[27 February 2013]
Scott Stewart’s first two films are what you might have expected from a special effects whiz making the transition to studio genre fare. Legion (2009) and Priest (2011) both deliver maximum visual business on a medium budget. And neither makes all of that computer-animation compelling, once the novelty of rogue angels or future-western vampires wears off.
His third film, Dark Skies, doesn’t even appear to be have such novelty: a suburban family is haunted by mysterious forces in their home. These forces seem to be extraterrestrial rather than the usual supernatural, but the plot outlines are too familiar. The husband and wife don’t believe their eyes. A little kid draws pictures of a creepy figure with a benign nickname (in this case, the Sandman). We’ve seen it before, often in other movies produced by Jason Blum, whose filmography includes Insidious, Sinister, and the Paranormal Activity series.
Yet, following the noise of Legion and Priest, much of Dark Skies goes quiet, patient, and surprisingly believable in its treatment of the human characters and their environment. The Barretts suffer from middle-class anxiety before they start hearing things in the dead of night; Lacy (Keri Russell) is a real state agent struggling to sell fixer-uppers to buyers who could probably do better, while out-of-work designer Daniel (Josh Hamilton) goes to job interviews with a half-grown beard.
Their early dialogue reveals this precarious financial situation, and it has a natural ring to it, benefiting as well from Russell and Hamilton’s earnest performances. (Hamilton starred in Noah Baumbach’s first movie, Kicking and Screaming, and he’s not an obvious choice for a horror movie lead, which makes his low-achieving crank of a husband oddly endearing, his familiarity coming more from real life echoes than stock movie roles.) Of course, the couple worries about their children, 13-year-old Jesse (Dakota Goyo) and younger Sam (Kadan Rockett). While Rockett is saddled with much of the movie’s most rote material and, like a lot of child performers, turns wooden when he’s supposed to be haunted, Goyo is very good as a confused adolescent, suspicious of his parents but protective of his younger brother.
The film effectively establishes the different worlds inhabited by the kids and the adults. Scenes outside of his parents’ view, where he hangs out with an older boy (L.J. Benet) and moons over an neighborhood girl (Annie Thurman), take on a melancholy air, and shots of Jesse riding his bike down his street have a dusky mood more subtle than a typical horror movie, as if Stewart used the alien angle to crib, ever so slightly, from movies like E.T. (or at least homages to E.T., like Super 8).
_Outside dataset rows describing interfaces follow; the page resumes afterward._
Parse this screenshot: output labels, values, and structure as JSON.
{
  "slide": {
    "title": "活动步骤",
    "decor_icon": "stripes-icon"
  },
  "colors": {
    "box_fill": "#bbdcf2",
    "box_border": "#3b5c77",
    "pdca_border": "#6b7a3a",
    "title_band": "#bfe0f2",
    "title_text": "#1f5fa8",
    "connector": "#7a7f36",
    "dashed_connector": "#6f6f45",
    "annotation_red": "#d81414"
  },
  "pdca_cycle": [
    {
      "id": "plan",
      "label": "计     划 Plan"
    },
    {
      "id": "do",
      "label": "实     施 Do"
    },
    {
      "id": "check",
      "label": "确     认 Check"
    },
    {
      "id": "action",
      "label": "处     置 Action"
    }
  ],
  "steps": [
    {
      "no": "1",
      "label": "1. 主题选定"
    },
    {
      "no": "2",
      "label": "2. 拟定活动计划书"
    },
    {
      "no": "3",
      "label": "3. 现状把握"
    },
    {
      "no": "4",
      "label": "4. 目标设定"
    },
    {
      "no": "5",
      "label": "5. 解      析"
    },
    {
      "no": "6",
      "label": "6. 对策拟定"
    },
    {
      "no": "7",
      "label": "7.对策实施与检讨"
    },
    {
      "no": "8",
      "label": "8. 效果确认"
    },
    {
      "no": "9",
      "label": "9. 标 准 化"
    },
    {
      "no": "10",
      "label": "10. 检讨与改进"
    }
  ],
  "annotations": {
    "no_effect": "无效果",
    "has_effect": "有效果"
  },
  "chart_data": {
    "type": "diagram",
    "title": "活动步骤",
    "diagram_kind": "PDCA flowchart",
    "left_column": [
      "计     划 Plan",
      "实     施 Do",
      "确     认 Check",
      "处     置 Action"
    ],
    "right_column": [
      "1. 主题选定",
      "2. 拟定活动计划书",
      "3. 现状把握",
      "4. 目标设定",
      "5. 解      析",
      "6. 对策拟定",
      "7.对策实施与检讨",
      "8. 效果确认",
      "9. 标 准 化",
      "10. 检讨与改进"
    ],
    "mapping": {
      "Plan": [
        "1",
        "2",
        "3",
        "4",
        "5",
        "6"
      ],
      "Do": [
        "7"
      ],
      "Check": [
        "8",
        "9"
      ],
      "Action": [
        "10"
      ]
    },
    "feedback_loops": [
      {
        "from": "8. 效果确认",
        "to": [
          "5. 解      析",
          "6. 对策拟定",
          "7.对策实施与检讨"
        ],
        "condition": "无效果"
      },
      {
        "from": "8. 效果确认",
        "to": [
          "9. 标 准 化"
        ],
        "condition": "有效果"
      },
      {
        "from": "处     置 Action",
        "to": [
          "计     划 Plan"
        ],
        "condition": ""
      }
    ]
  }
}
The slightly heightened realism informs the movie’s evolving sense of dread. Menacing, unseen alien forces are added to the Barrett family’s mounting problems like another bill. If other haunting movies focus on a particular family member in danger of possession or worse, much of Dark Skies maintains interest in all the family members, equally bedeviled and equally unable to help each other. Even at odds, they’re in this together, and when Lacy and Daniel visit alien expert Edwin Pollard (J.K. Simmons), he confirms the lack of a chosen one. “There’s nothing special about you,” he says. They’re the subjects of experiments, nothing more.
Despite these unconventional touches, the movie still arranges plenty of dopey horror movie contrivances. Just after he’s explained that the haunting is more or less arbitrary, Pollard adds that the aliens do have a method of selecting a family member for abduction, after all. This and other details don’t make much sense: how likely is it, for example, that neighbors and doctors would notice strange markings on both of the Barrett sons before either parent would?
In the end, the family’s mutual desperation is touching—one bittersweet scene has them all seated around the dinner table for an isolated Fourth of July dinner—but Dark Skies doesn’t live up to the promise of its best moments. That’s never truer than at the movie’s climax, which goes in such an interestingly trippy direction that it raises questions about why the movie didn’t follow that muse further, and sooner. Instead, even the movie’s better ideas are undermined by an overbearing score and well-worn imagery. Like so many hauntings, it feels like a losing battle, ceded too early.